January 16, 1977
They creak with age, each splintered board stretching out between sand dune and concession sand in testimony to some better life me and my family have floated between since all of us were kids.
My mother tells me she always loved the ocean. So there is some irony in the fact that she has moved so close to it and yet cannot get here unless I drive down from north
pick her up to drive the last few miles over the bay bridge to here.
This place is part of that tapestry of waves saved in our chromosomes so that we can never get the scene of sea out of us – and we come here to renew ourselves even ought the place has become a huckster’s paradise full of games only suckers will play, all of us losing even when we win. It is no surprise that the state picked
to start up its gambling, since AC is so much like this place, the two sea side
cities might be twins, and we’re used to losing ourselves in both, and somehow
getting satisfaction out of it.
Snow sweeps across the boardwalk now, tapping against the shutters of the closed arcades, wind-driven snow that looks just like sand. So I half expect bare feet to appear despite the chill, though the dunes that pile up give this largely vacant world the feel of some alien landscape.
I walk here, shivering under several layers of clothes, and find myself missing the sounds that have always define the place for me – the blare of music, the click of gambling wheels, and the taunting, concessionaires, daring me to risk a quarter to win a prize.

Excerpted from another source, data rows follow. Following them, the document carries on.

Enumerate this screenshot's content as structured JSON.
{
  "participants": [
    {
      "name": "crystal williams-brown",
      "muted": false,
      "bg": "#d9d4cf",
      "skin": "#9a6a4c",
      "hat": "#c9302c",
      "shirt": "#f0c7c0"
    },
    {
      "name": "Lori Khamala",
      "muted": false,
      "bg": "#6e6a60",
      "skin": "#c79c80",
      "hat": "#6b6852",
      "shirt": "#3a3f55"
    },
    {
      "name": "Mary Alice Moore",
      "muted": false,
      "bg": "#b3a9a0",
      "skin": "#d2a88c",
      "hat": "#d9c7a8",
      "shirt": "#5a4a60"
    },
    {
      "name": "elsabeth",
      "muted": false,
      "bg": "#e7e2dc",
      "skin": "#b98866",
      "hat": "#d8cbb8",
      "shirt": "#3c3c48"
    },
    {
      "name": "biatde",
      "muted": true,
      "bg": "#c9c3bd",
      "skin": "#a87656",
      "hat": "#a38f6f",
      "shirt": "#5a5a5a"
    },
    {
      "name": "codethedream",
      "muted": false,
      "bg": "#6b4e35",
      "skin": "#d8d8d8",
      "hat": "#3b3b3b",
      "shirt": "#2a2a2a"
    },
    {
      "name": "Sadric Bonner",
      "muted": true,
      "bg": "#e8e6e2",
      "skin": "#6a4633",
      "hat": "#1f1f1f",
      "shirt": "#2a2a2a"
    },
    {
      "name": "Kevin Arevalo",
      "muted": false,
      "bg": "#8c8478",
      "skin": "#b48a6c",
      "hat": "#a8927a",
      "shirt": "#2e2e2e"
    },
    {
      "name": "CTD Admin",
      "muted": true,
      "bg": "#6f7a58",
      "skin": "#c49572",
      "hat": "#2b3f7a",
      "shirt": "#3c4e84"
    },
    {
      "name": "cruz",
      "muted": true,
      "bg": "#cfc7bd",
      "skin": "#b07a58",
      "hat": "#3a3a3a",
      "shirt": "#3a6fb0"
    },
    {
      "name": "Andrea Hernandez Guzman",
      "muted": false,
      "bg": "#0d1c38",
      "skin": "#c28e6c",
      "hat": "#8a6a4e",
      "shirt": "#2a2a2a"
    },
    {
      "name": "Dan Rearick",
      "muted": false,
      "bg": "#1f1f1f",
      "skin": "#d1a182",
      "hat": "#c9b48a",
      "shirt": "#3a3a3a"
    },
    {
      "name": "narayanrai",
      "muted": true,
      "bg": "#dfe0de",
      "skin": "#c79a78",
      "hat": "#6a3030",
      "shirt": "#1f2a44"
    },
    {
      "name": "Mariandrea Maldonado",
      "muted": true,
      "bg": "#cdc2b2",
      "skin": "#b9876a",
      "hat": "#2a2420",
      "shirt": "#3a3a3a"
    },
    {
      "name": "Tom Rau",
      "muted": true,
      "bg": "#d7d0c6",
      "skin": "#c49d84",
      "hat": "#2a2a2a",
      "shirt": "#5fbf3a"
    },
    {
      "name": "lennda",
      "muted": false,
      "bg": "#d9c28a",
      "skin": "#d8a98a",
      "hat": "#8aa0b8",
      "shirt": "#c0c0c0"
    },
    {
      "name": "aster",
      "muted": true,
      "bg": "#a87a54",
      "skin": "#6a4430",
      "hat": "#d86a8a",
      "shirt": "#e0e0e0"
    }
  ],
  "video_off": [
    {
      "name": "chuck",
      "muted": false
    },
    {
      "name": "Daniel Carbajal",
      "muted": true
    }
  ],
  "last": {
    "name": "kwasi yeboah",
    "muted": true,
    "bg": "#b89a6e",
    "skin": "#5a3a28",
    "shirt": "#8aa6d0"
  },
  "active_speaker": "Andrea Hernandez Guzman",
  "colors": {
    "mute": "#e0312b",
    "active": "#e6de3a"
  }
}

I feel this strange sense of nostalgia even though in season I secretly mock those people who indulge, such as my best friend, Hank, who haunts each record counter here with the hopes of filling his collection with records he is too cheap to buy, pressing himself passed the kids and parents who take the whole seduction less seriously than he does.
As cold as I am, as alien as the place seems, I like this place better this way without the flood of thoughtless sun-worshipers who compulsively invade this shore each summer, jumping into water that is way over their heads, and into the social nightmare the way lemmings jump off a cliff.
But we all fall for such stuff at some point in our lives, and must learn somehow to resist the urge to leap when we know it means ill.
In the midst of such mass of humanity, it is difficult to feel human at all, and I prefer this lonely stroll down empty boardwalks where only the most hearty dear go, where the only music is the sound of cold waves and the forlorn cry of seagulls against the chill wind.
But even I am not sturdy enough to make my way out onto the sand where men (and one woman) with metal detectors sweep the sand in search of fortunes they never find, though the real treasure for me are the waves, rolling in with thundering voices only to wilt and whisper away as the sun glistens off their reflections.
I stop and watch the gulls struggle to make their living, too, off the remnants the waves leave behind, bits of food that barely sustain them until the tourists return.